Keywords:  tip-of-the-tongue (TOT), memory retrieval, verbatim recollection, electro- encephalography (EEG), source localization, event related potentials (ERP), posterior cingulate cortex, parahippocampal gyrus, isthmus of cingulate gyrus

Available Online: 09.30.2017

Stanislav A. Kozlovskiy, Maria M. Pyasik, Aleksander V. Vartanov, Evgenia Yu. Nikonova (2013). Verbal working memory: magnetic resonance, morphometric analysis and a psychophisiological model. Psychology in Russia: State of the Art, 6(3), 19-30

Neuropsychological characteristics of verbal working memory (memory capacity, permanency, and different types of memory errors) of 43 healthy subjects of older age were compared with the anatomical characteristics of their brain structures (volume of the hippocampi and the caudate nuclei, size of the cingulate-cortex regions of both hemispheres). The obtained data demonstrate a correlation between the permanency of verbal- information maintenance and left caudate-nucleus volume and a positive correlation between associative-memory capacity and left hippocampus volume. A decline in the number of verbal-memory errors (confabulations) is related to the increased size of the left anterior cingulate cortex. Furthermore, verbal working-memory capacity and permanency correlate negatively with the size of the left posterior dorsal cingulate cortex, whereas the number of fluctuations and word replacements correlate positively with the increased size of this brain region. We suggest a psychophysiological model of verbalstimulus maintenance in working memory based on the results of our study and published research data.


DOI:  10.11621/pir.2013.0302
Pages:  19-30
Themes“Science in Dialogue” — 10th Sino-German Workshop Selected Papers / Psychophysiology
Keywords:  magnetic resonance morphometric analysis, working memory, verbal memory, caudate nucleus, cingulate cortex, hippocampus, working-memory model

Available Online: 12.15.2013

Kozlovskiy S.A., Vartanov A.V., Nikonova E.Y., Pyasik M.M., Velichkovsky B.M. (2012). The Cingulate Cortex and Human Memory Processes. Psychology in Russia: State of the Art, 5, 231-243

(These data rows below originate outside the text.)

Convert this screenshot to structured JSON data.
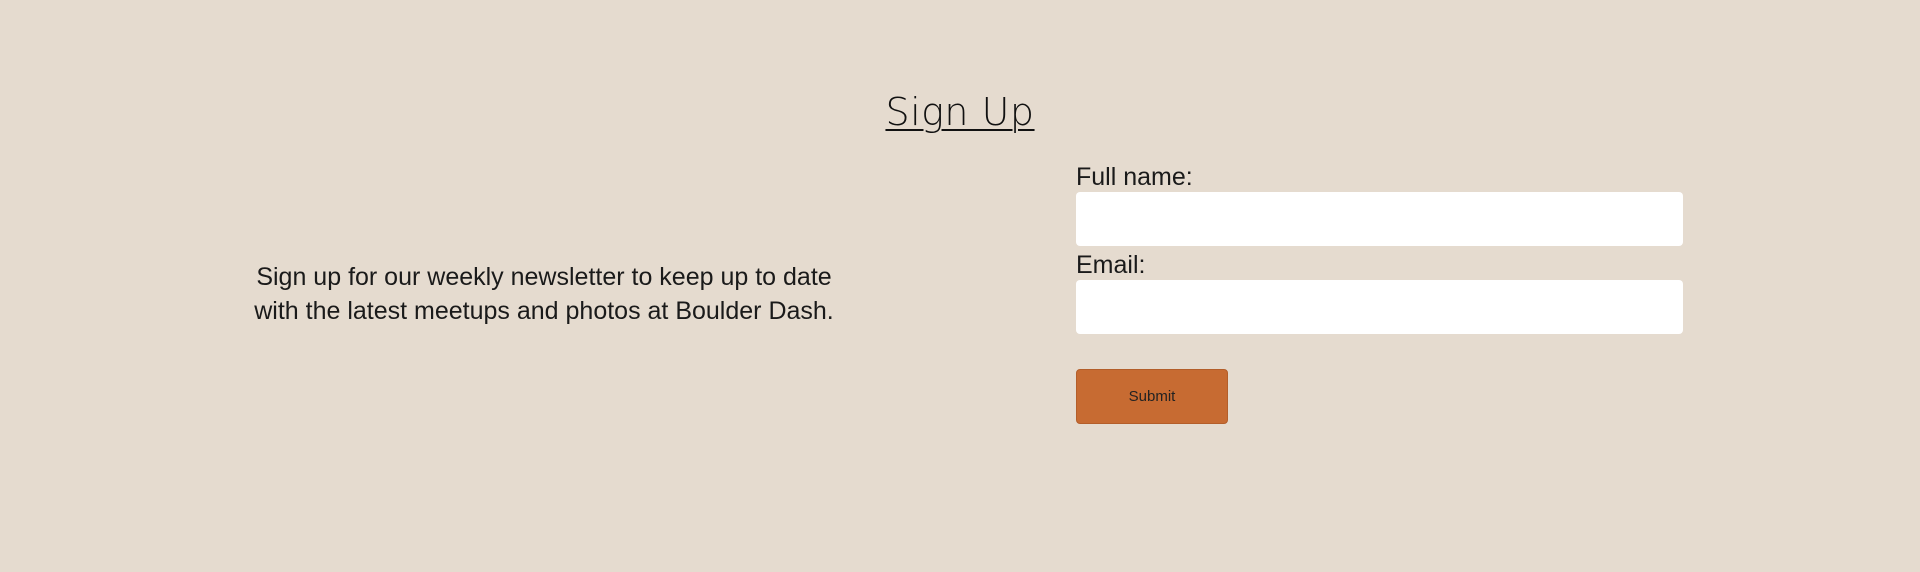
{
  "page": {
    "title": "Sign Up",
    "intro_line_1": "Sign up for our weekly newsletter to keep up to date",
    "intro_line_2": "with the latest meetups and photos at Boulder Dash."
  },
  "form": {
    "name_label": "Full name:",
    "name_value": "",
    "email_label": "Email:",
    "email_value": "",
    "submit_label": "Submit"
  },
  "colors": {
    "background": "#e5dbcf",
    "button": "#c76b32",
    "input": "#ffffff"
  }
}
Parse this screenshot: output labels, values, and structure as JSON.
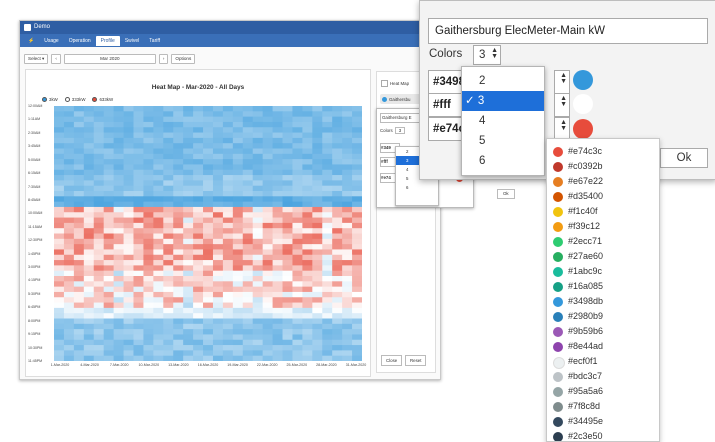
{
  "app": {
    "title": "Demo",
    "nav": [
      "Usage",
      "Operation",
      "Profile",
      "Swivel",
      "Tariff"
    ],
    "active_nav": "Profile"
  },
  "toolbar": {
    "select_label": "Select ▾",
    "prev": "‹",
    "date_value": "Mar 2020",
    "next": "›",
    "options_label": "Options"
  },
  "side_panel": {
    "heatmap_label": "Heat Map",
    "series_label": "Gaithersbu",
    "close_label": "Close",
    "reset_label": "Reset"
  },
  "mini_dialog": {
    "title": "Gaithersburg E",
    "colors_label": "Colors",
    "count": "3",
    "rows": [
      "#349",
      "#fff",
      "#e74"
    ],
    "ok_label": "Ok",
    "menu": [
      "2",
      "3",
      "4",
      "5",
      "6"
    ]
  },
  "chart_data": {
    "type": "heatmap",
    "title": "Heat Map - Mar-2020 - All Days",
    "legend": [
      {
        "label": "3kW",
        "color": "#3498db"
      },
      {
        "label": "333kW",
        "color": "#ffffff"
      },
      {
        "label": "633kW",
        "color": "#e74c3c"
      }
    ],
    "color_scale": [
      "#3498db",
      "#ffffff",
      "#e74c3c"
    ],
    "y_tick_labels": [
      "12:00AM",
      "1:11AM",
      "2:30AM",
      "3:45AM",
      "5:00AM",
      "6:15AM",
      "7:30AM",
      "8:45AM",
      "10:00AM",
      "11:15AM",
      "12:30PM",
      "1:45PM",
      "3:00PM",
      "4:15PM",
      "5:30PM",
      "6:45PM",
      "8:00PM",
      "9:15PM",
      "10:30PM",
      "11:45PM"
    ],
    "x_tick_labels": [
      "1-Mar-2020",
      "4-Mar-2020",
      "7-Mar-2020",
      "10-Mar-2020",
      "13-Mar-2020",
      "16-Mar-2020",
      "19-Mar-2020",
      "22-Mar-2020",
      "25-Mar-2020",
      "28-Mar-2020",
      "31-Mar-2020"
    ],
    "x_range": [
      "1-Mar-2020",
      "31-Mar-2020"
    ],
    "y_range": [
      "12:00AM",
      "11:45PM"
    ],
    "value_range_kw": [
      3,
      633
    ],
    "band_profile": {
      "12:00AM-8:45AM": "low (blue)",
      "9:30AM-7:00PM": "high (red to white)",
      "7:30PM-11:45PM": "low (blue)"
    }
  },
  "dialog": {
    "title_value": "Gaithersburg ElecMeter-Main kW",
    "colors_label": "Colors",
    "count": "3",
    "rows": [
      {
        "value": "#3498",
        "swatch": "#3498db"
      },
      {
        "value": "#fff",
        "swatch": "#ffffff"
      },
      {
        "value": "#e74c",
        "swatch": "#e74c3c"
      }
    ],
    "ok_label": "Ok",
    "count_options": [
      "2",
      "3",
      "4",
      "5",
      "6"
    ],
    "selected_count": "3",
    "check_mark": "✓"
  },
  "palette": [
    {
      "label": "#e74c3c",
      "color": "#e74c3c"
    },
    {
      "label": "#c0392b",
      "color": "#c0392b"
    },
    {
      "label": "#e67e22",
      "color": "#e67e22"
    },
    {
      "label": "#d35400",
      "color": "#d35400"
    },
    {
      "label": "#f1c40f",
      "color": "#f1c40f"
    },
    {
      "label": "#f39c12",
      "color": "#f39c12"
    },
    {
      "label": "#2ecc71",
      "color": "#2ecc71"
    },
    {
      "label": "#27ae60",
      "color": "#27ae60"
    },
    {
      "label": "#1abc9c",
      "color": "#1abc9c"
    },
    {
      "label": "#16a085",
      "color": "#16a085"
    },
    {
      "label": "#3498db",
      "color": "#3498db"
    },
    {
      "label": "#2980b9",
      "color": "#2980b9"
    },
    {
      "label": "#9b59b6",
      "color": "#9b59b6"
    },
    {
      "label": "#8e44ad",
      "color": "#8e44ad"
    },
    {
      "label": "#ecf0f1",
      "color": "#ecf0f1"
    },
    {
      "label": "#bdc3c7",
      "color": "#bdc3c7"
    },
    {
      "label": "#95a5a6",
      "color": "#95a5a6"
    },
    {
      "label": "#7f8c8d",
      "color": "#7f8c8d"
    },
    {
      "label": "#34495e",
      "color": "#34495e"
    },
    {
      "label": "#2c3e50",
      "color": "#2c3e50"
    }
  ]
}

This study presents data from a magnetic-resonance morphometric (MRMM) analysis of the main regions of the cingulate cortex (in both hemispheres) and their role in memory processes in a group of healthy, females of older age. The results demonstrate a statistically reliable correlation between overall performance and the type of errors in different neuropsychological memory tests and the relative size of these regions. The discovered pattern of correlations can be explained by hypothesizing the reciprocal functional influence of the two major areas of the cingulate cortex – its anterior and posterior dorsal parts – on performance in neuropsychological memory tests.


DOI:  10.11621/pir.2012.0014
Pages:  231-243
ThemesPsychophysiology
Keywords:  cingulate cortex, cingulate gyrus, magnetic-resonance morphometric analysis, human neuropsychology, memory.

Available Online: 12.01.2012